SAN DIEGO — San Diego Police officers who fired shots at a man in June 2018 were justified in their use of deadly force, the San Diego District Attorney’s office announced Monday.
Body camera video recorded by San Diego Police shows the officers engaged in gunfire with Joe Darwish on June 23, 2018.
Police responded to a disturbance call at a condo on Rolando Court. When responding officers smelled smoke, they called firefighters to the scene, the DA’s office said in a news release.
Officers knocked on the front door for more than 20 minutes but received no response, officials said. Firefighters forced entry into the home but were met with gunfire.
Darwish shot one officer in the back with a large caliber weapon, according to the DA’s office. Two officers returned fire as they provided cover for the wounded officer, who couldn’t move for several seconds. The wounded officer eventually managed to roll onto his stomach and crawl away from the line of fire.
Darwish also shot a second officer during the exchange of gunfire.
The DA’s office said the shooting eventually stopped and officers found Darwish dead from a self-inflicted gunshot. Darwish had also been hit in the face and arm from one of the officers’ shotguns.
“This harrowing incident shows just how quickly a routine call for service can turn deadly for police officers who suddenly found themselves in the line of fire, trying to protect their wounded fellow officers and keep the shooter from endangering members of the public,” said District Attorney Summer Stephan. “It’s a tribute to these officers’ bravery and quick response that the gunman didn’t injure more people or kill the officers and firefighters involved.”
Darwish had been wearing a bulletproof vest. He was armed with two homemade guns: an assault weapon and a 9 mm semi-automatic pistol, according to the DA. Neither gun was registered.
Both wounded officers, Francisco Roman, a 3-year veteran, and Dan Bihum, an 18-year veteran, recovered.
Questions had been raised about whether the shooting could have been prevented. Last summer, it was revealed that officers wanted to search Darwish's home for weapons days before the shootout. However, the Office of the San Diego County District Attorney did not attempt to obtain a search warrant.
In the days after the shooting, law enforcement sources said that the FBI’s Joint Terrorism Task Force had wanted to search Darwish's home because they thought he had a weapon and was buying parts to make more weapons.
Darwish wasn't supposed to own any weapons because of his criminal history. Our source said the FBI asked the District Attorney's Office to sign off on having a judge issue a search warrant, but the DA’s Office did not do so.
After weeks of no response, the DA's office confirmed in August that they had received a request to conduct a search on Darwish's home, 10 days before the shooting.

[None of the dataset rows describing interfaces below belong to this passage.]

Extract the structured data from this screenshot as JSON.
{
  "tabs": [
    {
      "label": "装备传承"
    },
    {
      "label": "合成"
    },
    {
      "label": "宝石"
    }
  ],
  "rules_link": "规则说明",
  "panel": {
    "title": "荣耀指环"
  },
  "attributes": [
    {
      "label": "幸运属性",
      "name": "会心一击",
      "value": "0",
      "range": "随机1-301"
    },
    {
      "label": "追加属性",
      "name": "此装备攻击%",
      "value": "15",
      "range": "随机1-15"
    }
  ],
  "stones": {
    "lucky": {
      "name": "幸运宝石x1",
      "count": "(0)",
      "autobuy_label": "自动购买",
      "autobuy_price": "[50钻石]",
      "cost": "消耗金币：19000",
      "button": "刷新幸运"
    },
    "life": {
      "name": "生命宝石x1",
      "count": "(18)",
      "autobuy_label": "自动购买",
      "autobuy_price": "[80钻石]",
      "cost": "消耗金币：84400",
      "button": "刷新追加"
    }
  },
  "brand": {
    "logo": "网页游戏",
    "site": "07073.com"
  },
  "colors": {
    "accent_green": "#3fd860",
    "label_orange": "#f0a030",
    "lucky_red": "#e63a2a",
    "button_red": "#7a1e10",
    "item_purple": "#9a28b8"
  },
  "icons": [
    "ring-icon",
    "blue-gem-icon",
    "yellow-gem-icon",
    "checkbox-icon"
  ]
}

“On June 13, 2018, the San Diego County District Attorney's Office received a request by law enforcement to review a draft of an affidavit in support of a search warrant to conduct a search of Mr. Darwish's person, property and residence. The District Attorney's Office determined that the warrant was legally deficient and so advised law enforcement,” the DA's August letter said.
When asked why it had turned down the FBI’s request to conduct a search warrant, the DA’s Office stated its reasoning was "exempt from disclosure".
At the time of publishing, the District Attorney's office did not respond to a request for comment.